#### [How to complete this task]
Without the pictures, give the records again exactly as they appear.

Dataset rows describing interfaces

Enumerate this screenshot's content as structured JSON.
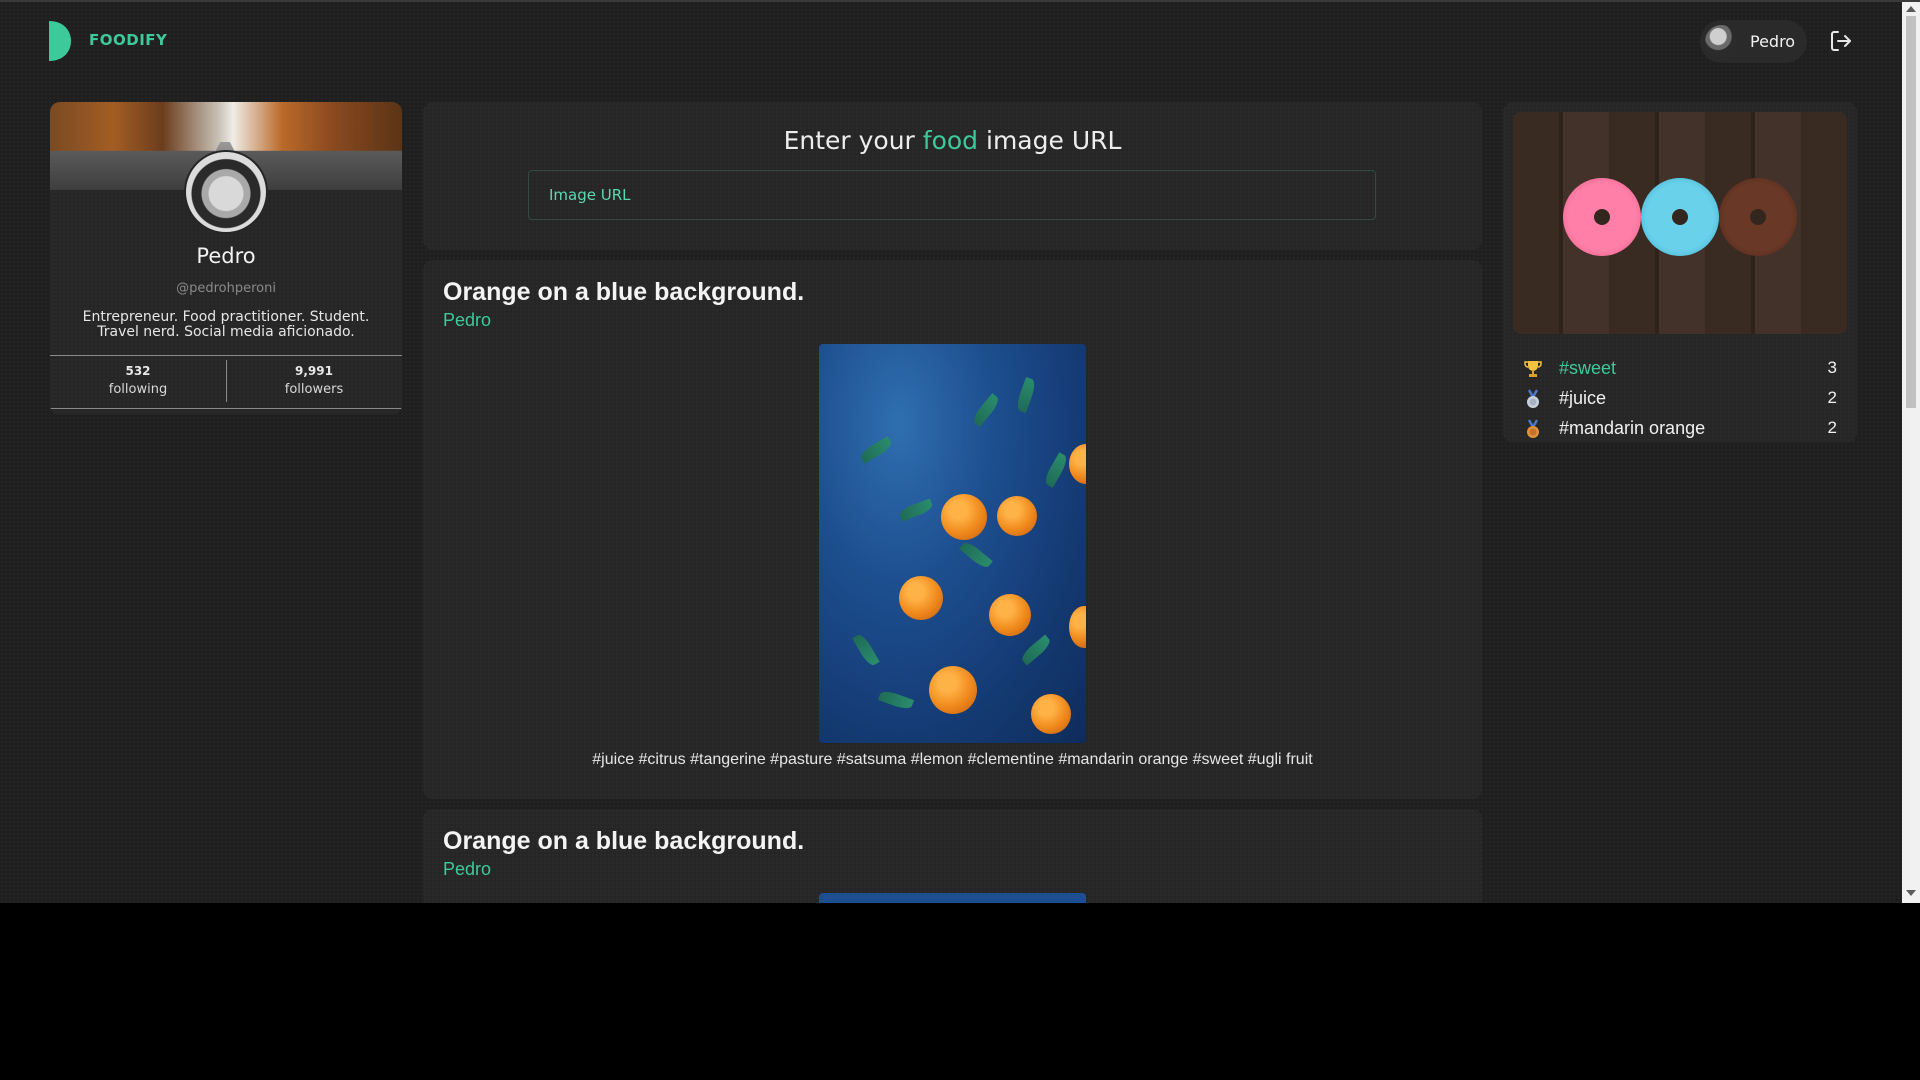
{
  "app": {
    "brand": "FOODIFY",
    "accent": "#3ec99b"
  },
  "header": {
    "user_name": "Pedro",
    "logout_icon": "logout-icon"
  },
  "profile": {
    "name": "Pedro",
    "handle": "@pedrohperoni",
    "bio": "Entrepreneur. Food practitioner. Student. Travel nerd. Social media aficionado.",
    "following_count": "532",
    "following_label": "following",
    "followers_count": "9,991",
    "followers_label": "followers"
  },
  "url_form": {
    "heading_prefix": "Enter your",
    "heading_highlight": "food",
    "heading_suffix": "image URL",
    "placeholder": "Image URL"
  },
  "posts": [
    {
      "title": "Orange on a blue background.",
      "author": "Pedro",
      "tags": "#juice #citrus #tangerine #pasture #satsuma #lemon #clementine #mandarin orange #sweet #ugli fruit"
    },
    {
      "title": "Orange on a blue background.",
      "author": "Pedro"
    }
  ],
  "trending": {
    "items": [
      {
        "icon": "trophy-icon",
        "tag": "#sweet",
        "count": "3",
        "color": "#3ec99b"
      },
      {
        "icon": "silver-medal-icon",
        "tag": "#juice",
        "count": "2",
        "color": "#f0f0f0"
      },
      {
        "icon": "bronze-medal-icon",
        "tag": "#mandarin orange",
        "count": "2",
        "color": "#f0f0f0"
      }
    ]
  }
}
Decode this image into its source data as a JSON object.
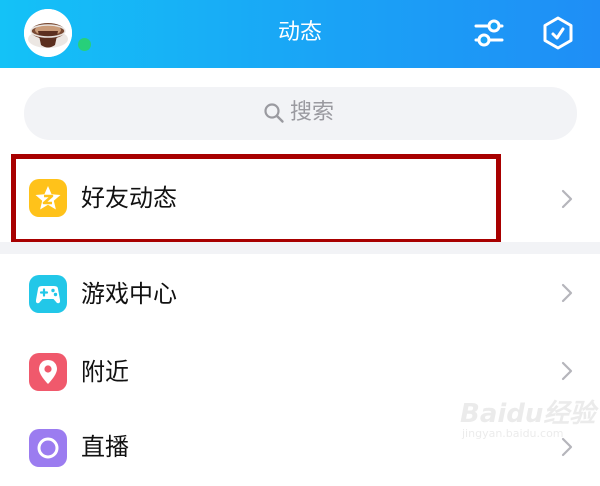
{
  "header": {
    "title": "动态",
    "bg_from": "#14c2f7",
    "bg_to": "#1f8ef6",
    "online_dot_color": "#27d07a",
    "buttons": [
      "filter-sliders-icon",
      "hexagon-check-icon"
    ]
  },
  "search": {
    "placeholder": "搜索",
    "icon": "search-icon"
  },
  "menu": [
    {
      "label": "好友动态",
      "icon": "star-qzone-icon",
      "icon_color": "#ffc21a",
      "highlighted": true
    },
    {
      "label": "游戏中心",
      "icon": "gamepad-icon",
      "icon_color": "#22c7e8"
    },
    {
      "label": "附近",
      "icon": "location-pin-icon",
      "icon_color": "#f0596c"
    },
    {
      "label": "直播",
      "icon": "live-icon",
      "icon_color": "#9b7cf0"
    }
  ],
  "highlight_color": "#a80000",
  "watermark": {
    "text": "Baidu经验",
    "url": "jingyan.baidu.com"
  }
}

#### [Task solution]
Enumerate this screenshot's content as structured JSON.
{
  "app": {
    "brand": "FOODIFY",
    "accent": "#3ec99b"
  },
  "header": {
    "user_name": "Pedro",
    "logout_icon": "logout-icon"
  },
  "profile": {
    "name": "Pedro",
    "handle": "@pedrohperoni",
    "bio": "Entrepreneur. Food practitioner. Student. Travel nerd. Social media aficionado.",
    "following_count": "532",
    "following_label": "following",
    "followers_count": "9,991",
    "followers_label": "followers"
  },
  "url_form": {
    "heading_prefix": "Enter your",
    "heading_highlight": "food",
    "heading_suffix": "image URL",
    "placeholder": "Image URL"
  },
  "posts": [
    {
      "title": "Orange on a blue background.",
      "author": "Pedro",
      "tags": "#juice #citrus #tangerine #pasture #satsuma #lemon #clementine #mandarin orange #sweet #ugli fruit"
    },
    {
      "title": "Orange on a blue background.",
      "author": "Pedro"
    }
  ],
  "trending": {
    "items": [
      {
        "icon": "trophy-icon",
        "tag": "#sweet",
        "count": "3",
        "color": "#3ec99b"
      },
      {
        "icon": "silver-medal-icon",
        "tag": "#juice",
        "count": "2",
        "color": "#f0f0f0"
      },
      {
        "icon": "bronze-medal-icon",
        "tag": "#mandarin orange",
        "count": "2",
        "color": "#f0f0f0"
      }
    ]
  }
}
Decode this image into its source data as a JSON object.
{
  "header": {
    "title": "动态",
    "bg_from": "#14c2f7",
    "bg_to": "#1f8ef6",
    "online_dot_color": "#27d07a",
    "buttons": [
      "filter-sliders-icon",
      "hexagon-check-icon"
    ]
  },
  "search": {
    "placeholder": "搜索",
    "icon": "search-icon"
  },
  "menu": [
    {
      "label": "好友动态",
      "icon": "star-qzone-icon",
      "icon_color": "#ffc21a",
      "highlighted": true
    },
    {
      "label": "游戏中心",
      "icon": "gamepad-icon",
      "icon_color": "#22c7e8"
    },
    {
      "label": "附近",
      "icon": "location-pin-icon",
      "icon_color": "#f0596c"
    },
    {
      "label": "直播",
      "icon": "live-icon",
      "icon_color": "#9b7cf0"
    }
  ],
  "highlight_color": "#a80000",
  "watermark": {
    "text": "Baidu经验",
    "url": "jingyan.baidu.com"
  }
}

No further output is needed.